◆ PROBLEM TO WORK ON
Below are some records; return each one exactly.

Stored items:
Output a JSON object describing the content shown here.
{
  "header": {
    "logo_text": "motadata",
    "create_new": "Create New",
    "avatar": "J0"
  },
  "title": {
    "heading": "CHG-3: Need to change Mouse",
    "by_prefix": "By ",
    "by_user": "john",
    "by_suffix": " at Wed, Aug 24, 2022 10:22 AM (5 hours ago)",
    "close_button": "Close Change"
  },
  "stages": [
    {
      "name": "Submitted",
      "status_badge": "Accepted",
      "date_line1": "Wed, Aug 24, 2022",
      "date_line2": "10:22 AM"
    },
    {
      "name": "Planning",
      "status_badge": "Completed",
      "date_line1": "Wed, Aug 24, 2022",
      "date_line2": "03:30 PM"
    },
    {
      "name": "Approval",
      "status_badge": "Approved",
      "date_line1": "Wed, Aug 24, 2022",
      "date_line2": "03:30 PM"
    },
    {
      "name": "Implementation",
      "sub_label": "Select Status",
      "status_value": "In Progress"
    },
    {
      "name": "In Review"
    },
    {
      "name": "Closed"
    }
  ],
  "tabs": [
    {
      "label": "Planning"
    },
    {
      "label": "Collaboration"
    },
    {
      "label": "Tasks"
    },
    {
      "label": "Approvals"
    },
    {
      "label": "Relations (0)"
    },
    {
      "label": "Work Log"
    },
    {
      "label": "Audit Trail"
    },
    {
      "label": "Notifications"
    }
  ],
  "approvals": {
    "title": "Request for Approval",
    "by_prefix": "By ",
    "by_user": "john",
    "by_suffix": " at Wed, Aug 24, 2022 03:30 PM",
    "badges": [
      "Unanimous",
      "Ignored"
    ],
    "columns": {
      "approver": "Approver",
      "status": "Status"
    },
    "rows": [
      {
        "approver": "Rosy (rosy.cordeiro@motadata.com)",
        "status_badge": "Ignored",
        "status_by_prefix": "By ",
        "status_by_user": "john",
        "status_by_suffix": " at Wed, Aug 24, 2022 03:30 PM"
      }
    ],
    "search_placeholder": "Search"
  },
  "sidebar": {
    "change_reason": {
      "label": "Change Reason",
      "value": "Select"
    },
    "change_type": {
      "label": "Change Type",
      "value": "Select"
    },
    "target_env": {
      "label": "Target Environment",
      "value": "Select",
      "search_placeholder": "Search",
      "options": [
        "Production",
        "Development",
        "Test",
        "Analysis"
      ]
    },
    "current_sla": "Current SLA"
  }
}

◆ COMPLETED TASK
Output a JSON object describing the content shown here.
{
  "header": {
    "logo_text": "motadata",
    "create_new": "Create New",
    "avatar": "J0"
  },
  "title": {
    "heading": "CHG-3: Need to change Mouse",
    "by_prefix": "By ",
    "by_user": "john",
    "by_suffix": " at Wed, Aug 24, 2022 10:22 AM (5 hours ago)",
    "close_button": "Close Change"
  },
  "stages": [
    {
      "name": "Submitted",
      "status_badge": "Accepted",
      "date_line1": "Wed, Aug 24, 2022",
      "date_line2": "10:22 AM"
    },
    {
      "name": "Planning",
      "status_badge": "Completed",
      "date_line1": "Wed, Aug 24, 2022",
      "date_line2": "03:30 PM"
    },
    {
      "name": "Approval",
      "status_badge": "Approved",
      "date_line1": "Wed, Aug 24, 2022",
      "date_line2": "03:30 PM"
    },
    {
      "name": "Implementation",
      "sub_label": "Select Status",
      "status_value": "In Progress"
    },
    {
      "name": "In Review"
    },
    {
      "name": "Closed"
    }
  ],
  "tabs": [
    {
      "label": "Planning"
    },
    {
      "label": "Collaboration"
    },
    {
      "label": "Tasks"
    },
    {
      "label": "Approvals"
    },
    {
      "label": "Relations (0)"
    },
    {
      "label": "Work Log"
    },
    {
      "label": "Audit Trail"
    },
    {
      "label": "Notifications"
    }
  ],
  "approvals": {
    "title": "Request for Approval",
    "by_prefix": "By ",
    "by_user": "john",
    "by_suffix": " at Wed, Aug 24, 2022 03:30 PM",
    "badges": [
      "Unanimous",
      "Ignored"
    ],
    "columns": {
      "approver": "Approver",
      "status": "Status"
    },
    "rows": [
      {
        "approver": "Rosy (rosy.cordeiro@motadata.com)",
        "status_badge": "Ignored",
        "status_by_prefix": "By ",
        "status_by_user": "john",
        "status_by_suffix": " at Wed, Aug 24, 2022 03:30 PM"
      }
    ],
    "search_placeholder": "Search"
  },
  "sidebar": {
    "change_reason": {
      "label": "Change Reason",
      "value": "Select"
    },
    "change_type": {
      "label": "Change Type",
      "value": "Select"
    },
    "target_env": {
      "label": "Target Environment",
      "value": "Select",
      "search_placeholder": "Search",
      "options": [
        "Production",
        "Development",
        "Test",
        "Analysis"
      ]
    },
    "current_sla": "Current SLA"
  }
}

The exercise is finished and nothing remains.